Aside from those limited exceptions, from 1 July 2009, tobacco products will have to be kept in a closed container or dispenser that is not visible or accessible to customers. In other words, retailers will have to keep all tobacco products behind the counter out of their customers’ reach and sight. Retailers will also only be able to show a customer one packet of each tobacco product sold, on request, or a menu board with one image of each tobacco product sold, with the mandatory health warnings displayed on each image, and the image of the product cannot be greater in size than the actual product itself.
As mentioned earlier, retailers selling tobacco products must register with the OTC, and any container or dispenser holding the tobacco products in the store will have to be marked with the retailer’s registration number.
The potential penalties for convictions in respect of the display of tobacco products are a fine of up to €3,000 and/or 3 months’ imprisonment for a summary conviction.
3. Prohibition of certain marketing practices
Certain marketing practices will be prohibited from 1 July 2009. Amongst other things, it will be an offence to:
• sell cigarettes by retail in packets containing fewer than 20 cigarettes
• sell oral smokeless tobacco products
• sell confectionery normally intended for sale to children, where the confectionery in question has been manufactured in such a way as to resemble a type of tobacco product
4. Prohibition on certain assertions about tobacco products
From 1 July 2009, it will be an offence to sell tobacco products where the packaging asserts any of the following:
• that smoking does not cause life-threatening diseases
• that the smoking of a particular brand or class of product is less harmful than others

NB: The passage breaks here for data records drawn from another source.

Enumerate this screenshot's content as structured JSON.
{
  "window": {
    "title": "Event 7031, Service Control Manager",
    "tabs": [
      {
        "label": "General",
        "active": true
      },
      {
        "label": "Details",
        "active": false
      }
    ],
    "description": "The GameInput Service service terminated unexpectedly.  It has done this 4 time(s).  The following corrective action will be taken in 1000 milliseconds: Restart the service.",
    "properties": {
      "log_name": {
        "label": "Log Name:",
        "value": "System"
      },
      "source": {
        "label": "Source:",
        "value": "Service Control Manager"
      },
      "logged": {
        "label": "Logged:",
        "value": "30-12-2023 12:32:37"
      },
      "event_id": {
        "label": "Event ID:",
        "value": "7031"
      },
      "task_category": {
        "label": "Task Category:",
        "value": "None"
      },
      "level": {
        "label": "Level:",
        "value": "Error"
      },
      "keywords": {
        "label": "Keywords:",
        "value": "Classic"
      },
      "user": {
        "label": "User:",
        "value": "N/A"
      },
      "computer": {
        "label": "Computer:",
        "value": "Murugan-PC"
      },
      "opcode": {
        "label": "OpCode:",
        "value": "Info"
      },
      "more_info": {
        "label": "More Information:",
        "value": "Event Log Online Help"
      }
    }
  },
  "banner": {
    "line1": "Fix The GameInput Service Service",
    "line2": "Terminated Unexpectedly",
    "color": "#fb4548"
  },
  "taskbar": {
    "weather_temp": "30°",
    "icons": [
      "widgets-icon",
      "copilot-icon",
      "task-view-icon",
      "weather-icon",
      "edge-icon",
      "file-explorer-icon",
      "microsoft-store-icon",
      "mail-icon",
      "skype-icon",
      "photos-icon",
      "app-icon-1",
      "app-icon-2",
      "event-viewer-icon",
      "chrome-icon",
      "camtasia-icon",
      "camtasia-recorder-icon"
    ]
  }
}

• that the smoking of tobacco products is not addictive
• that filters attached to a tobacco product make it less harmful than tobacco products without filters.